INSTRUCTIONS FOR THE TASK: The entries below should be repeated exactly, with no pictures carried over.

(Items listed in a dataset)
════
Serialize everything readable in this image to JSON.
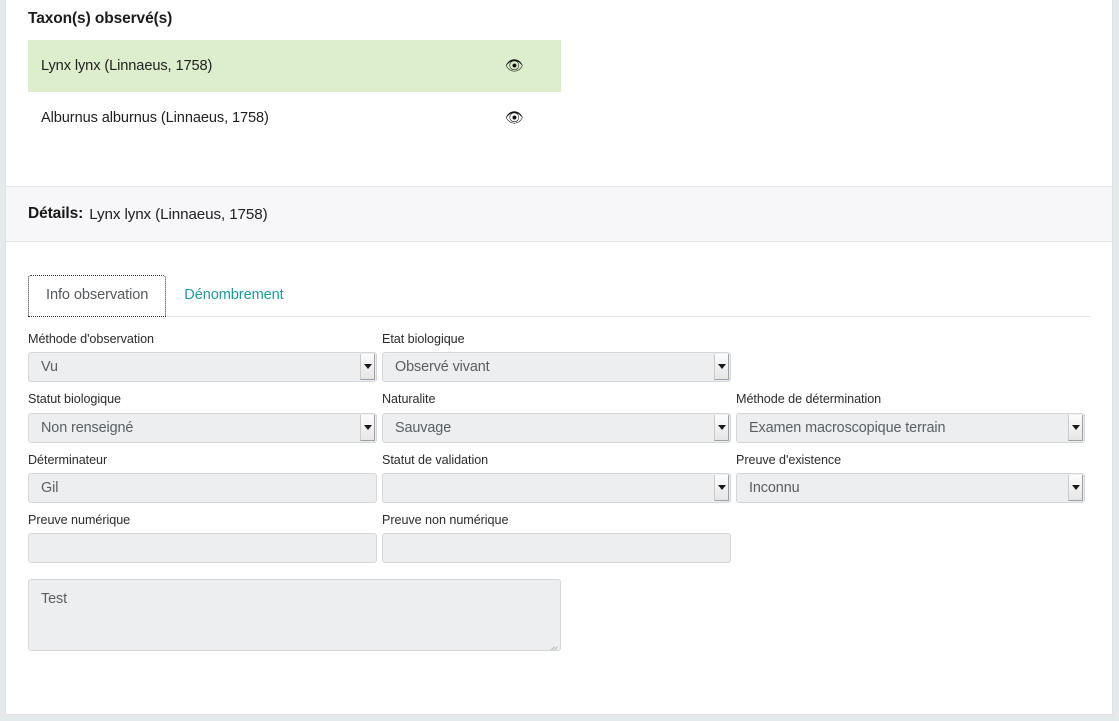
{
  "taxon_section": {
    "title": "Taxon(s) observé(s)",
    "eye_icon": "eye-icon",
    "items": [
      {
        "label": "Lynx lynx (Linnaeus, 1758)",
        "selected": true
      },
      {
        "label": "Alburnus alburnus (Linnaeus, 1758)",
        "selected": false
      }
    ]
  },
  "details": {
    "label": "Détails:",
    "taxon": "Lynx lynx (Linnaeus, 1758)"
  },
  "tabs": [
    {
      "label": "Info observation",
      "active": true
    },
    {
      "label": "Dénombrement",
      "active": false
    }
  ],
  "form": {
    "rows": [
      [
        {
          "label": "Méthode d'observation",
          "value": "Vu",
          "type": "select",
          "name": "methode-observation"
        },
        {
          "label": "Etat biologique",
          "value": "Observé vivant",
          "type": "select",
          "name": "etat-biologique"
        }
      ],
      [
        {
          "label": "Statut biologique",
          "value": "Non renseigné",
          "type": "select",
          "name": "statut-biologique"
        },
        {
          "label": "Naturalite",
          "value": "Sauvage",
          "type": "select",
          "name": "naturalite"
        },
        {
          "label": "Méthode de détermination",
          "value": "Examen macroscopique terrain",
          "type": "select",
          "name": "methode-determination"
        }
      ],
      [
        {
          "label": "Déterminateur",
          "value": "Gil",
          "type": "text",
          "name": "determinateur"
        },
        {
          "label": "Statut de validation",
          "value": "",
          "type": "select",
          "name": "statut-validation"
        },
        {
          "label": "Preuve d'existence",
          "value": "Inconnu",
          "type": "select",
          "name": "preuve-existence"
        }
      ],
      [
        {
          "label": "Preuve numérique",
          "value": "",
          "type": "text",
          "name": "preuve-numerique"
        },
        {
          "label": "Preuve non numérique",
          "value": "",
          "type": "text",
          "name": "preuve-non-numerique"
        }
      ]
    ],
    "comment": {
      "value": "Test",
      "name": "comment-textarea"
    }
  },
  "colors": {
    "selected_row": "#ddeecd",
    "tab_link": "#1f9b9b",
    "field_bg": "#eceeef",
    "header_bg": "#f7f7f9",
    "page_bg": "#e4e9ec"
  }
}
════
ANSWER TO THIS PROBLEM:
Serialize everything readable in this image to JSON.
{
  "taxon_section": {
    "title": "Taxon(s) observé(s)",
    "eye_icon": "eye-icon",
    "items": [
      {
        "label": "Lynx lynx (Linnaeus, 1758)",
        "selected": true
      },
      {
        "label": "Alburnus alburnus (Linnaeus, 1758)",
        "selected": false
      }
    ]
  },
  "details": {
    "label": "Détails:",
    "taxon": "Lynx lynx (Linnaeus, 1758)"
  },
  "tabs": [
    {
      "label": "Info observation",
      "active": true
    },
    {
      "label": "Dénombrement",
      "active": false
    }
  ],
  "form": {
    "rows": [
      [
        {
          "label": "Méthode d'observation",
          "value": "Vu",
          "type": "select",
          "name": "methode-observation"
        },
        {
          "label": "Etat biologique",
          "value": "Observé vivant",
          "type": "select",
          "name": "etat-biologique"
        }
      ],
      [
        {
          "label": "Statut biologique",
          "value": "Non renseigné",
          "type": "select",
          "name": "statut-biologique"
        },
        {
          "label": "Naturalite",
          "value": "Sauvage",
          "type": "select",
          "name": "naturalite"
        },
        {
          "label": "Méthode de détermination",
          "value": "Examen macroscopique terrain",
          "type": "select",
          "name": "methode-determination"
        }
      ],
      [
        {
          "label": "Déterminateur",
          "value": "Gil",
          "type": "text",
          "name": "determinateur"
        },
        {
          "label": "Statut de validation",
          "value": "",
          "type": "select",
          "name": "statut-validation"
        },
        {
          "label": "Preuve d'existence",
          "value": "Inconnu",
          "type": "select",
          "name": "preuve-existence"
        }
      ],
      [
        {
          "label": "Preuve numérique",
          "value": "",
          "type": "text",
          "name": "preuve-numerique"
        },
        {
          "label": "Preuve non numérique",
          "value": "",
          "type": "text",
          "name": "preuve-non-numerique"
        }
      ]
    ],
    "comment": {
      "value": "Test",
      "name": "comment-textarea"
    }
  },
  "colors": {
    "selected_row": "#ddeecd",
    "tab_link": "#1f9b9b",
    "field_bg": "#eceeef",
    "header_bg": "#f7f7f9",
    "page_bg": "#e4e9ec"
  }
}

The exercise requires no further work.